***** RECORDS PROVIDED *****
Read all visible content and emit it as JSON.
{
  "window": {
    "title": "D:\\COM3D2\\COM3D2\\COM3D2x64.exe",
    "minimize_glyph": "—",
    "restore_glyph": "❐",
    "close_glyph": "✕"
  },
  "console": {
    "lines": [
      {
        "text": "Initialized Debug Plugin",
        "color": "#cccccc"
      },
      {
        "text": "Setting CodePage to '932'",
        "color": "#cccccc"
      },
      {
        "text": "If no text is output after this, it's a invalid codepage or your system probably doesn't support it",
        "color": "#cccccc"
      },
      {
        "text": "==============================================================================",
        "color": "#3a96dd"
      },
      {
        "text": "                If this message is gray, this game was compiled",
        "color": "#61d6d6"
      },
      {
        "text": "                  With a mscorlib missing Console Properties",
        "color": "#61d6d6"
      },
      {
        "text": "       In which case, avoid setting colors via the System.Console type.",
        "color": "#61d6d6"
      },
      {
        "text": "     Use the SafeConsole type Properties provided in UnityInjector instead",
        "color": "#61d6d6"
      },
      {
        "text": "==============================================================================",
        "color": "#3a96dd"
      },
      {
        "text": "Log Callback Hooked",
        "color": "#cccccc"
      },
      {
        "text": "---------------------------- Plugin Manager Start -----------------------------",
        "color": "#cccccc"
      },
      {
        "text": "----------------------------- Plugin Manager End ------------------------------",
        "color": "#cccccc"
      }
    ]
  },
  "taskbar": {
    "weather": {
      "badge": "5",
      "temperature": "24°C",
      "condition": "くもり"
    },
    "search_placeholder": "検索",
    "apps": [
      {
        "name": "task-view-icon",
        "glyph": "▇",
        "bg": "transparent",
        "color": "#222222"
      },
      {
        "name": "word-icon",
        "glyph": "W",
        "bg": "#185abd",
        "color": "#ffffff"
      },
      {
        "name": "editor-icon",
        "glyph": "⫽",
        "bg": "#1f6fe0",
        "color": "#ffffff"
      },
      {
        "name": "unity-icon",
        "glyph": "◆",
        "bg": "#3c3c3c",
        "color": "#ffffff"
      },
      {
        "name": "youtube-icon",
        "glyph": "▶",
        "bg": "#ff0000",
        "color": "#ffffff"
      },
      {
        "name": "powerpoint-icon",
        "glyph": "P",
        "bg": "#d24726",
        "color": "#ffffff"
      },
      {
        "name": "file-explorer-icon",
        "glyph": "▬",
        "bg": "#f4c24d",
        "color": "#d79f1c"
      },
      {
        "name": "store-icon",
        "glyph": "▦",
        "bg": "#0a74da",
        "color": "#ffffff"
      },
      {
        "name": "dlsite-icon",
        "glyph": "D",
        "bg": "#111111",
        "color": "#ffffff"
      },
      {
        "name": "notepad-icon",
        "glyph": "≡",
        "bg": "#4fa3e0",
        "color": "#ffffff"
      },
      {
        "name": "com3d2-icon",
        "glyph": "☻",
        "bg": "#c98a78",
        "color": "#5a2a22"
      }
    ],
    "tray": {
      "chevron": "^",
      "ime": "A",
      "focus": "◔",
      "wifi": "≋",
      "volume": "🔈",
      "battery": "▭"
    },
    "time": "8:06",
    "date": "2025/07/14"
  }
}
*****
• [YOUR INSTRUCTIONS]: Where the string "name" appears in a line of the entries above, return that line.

• [RESPONSE BOX]:
        "name": "task-view-icon",
        "name": "word-icon",
        "name": "editor-icon",
        "name": "unity-icon",
        "name": "youtube-icon",
        "name": "powerpoint-icon",
        "name": "file-explorer-icon",
        "name": "store-icon",
        "name": "dlsite-icon",
        "name": "notepad-icon",
        "name": "com3d2-icon",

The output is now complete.